The ice storms in early December snapped tree limbs, and came after storms early in the year that also did damage. Mark Vitosh, a forester with the Department of Natural Resources, says the latest round of storms wasn’t as bad as it looked for tree damage. He says the eastern side of the state around Iowa City and Quad Cities was hit hard, but he says it could have been worse.
Vitosh says one element was missing from the storm that could have been much worse for trees. Vitosh says there was a lot of ice, but we didn’t have the wind that could’ve made it worse. Vitosh says the ice isn’t always bad for trees. Vitosh says the ice storms tend to take out weakly connected or decayed branches. Vitosh says now is the time to start research replacement trees if you had one that was severely damaged.
He says if you had a species you liked, you could go back with it, but first evaluate the site to see how much room you have, what are the soil conditions. Vitosh says after the evaluation you may find a species of tree that works better than the old tree. There is one species you want to avoid.
Vitosh says avoid ash trees as there are concerns about the emerald ash borer that’s in other states. He says oaks do well, honey locust and a number of varieties are available. Vitosh says Iowa State and other sources have good lists of trees.

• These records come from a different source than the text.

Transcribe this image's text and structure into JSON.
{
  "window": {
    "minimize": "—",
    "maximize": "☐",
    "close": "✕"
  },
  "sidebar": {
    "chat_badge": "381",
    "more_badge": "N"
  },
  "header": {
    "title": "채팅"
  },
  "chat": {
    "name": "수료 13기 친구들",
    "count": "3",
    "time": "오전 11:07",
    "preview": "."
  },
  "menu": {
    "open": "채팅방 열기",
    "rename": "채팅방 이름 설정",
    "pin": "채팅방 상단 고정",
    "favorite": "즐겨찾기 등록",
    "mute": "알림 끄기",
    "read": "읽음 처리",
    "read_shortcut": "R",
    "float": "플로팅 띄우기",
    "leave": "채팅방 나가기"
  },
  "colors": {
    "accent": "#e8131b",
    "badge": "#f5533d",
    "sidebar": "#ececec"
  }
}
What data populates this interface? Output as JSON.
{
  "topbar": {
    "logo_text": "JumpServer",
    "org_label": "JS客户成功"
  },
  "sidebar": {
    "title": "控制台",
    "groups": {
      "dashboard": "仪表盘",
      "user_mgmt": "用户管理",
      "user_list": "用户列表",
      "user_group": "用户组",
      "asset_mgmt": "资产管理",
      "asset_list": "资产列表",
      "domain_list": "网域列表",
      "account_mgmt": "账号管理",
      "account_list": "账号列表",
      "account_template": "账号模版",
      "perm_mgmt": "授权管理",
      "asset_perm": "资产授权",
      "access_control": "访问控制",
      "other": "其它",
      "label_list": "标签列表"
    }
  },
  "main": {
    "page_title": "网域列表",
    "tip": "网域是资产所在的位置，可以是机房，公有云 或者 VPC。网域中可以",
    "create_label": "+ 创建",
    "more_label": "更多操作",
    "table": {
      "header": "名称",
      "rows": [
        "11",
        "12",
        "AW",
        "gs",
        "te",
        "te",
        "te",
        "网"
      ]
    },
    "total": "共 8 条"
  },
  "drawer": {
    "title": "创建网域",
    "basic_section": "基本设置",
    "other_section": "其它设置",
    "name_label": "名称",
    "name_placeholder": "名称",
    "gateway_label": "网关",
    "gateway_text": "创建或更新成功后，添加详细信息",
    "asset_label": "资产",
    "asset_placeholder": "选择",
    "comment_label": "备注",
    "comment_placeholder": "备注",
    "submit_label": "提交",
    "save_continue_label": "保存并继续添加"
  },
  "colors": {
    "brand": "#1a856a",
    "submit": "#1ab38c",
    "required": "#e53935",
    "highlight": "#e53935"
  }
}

The DNR also has a tree website that can help you with finding a good tree. He says the website , is a clearinghouse of information on shade trees, managing storm damage and other tree topics. Vitosh says the website was designed with the homeowner in mind.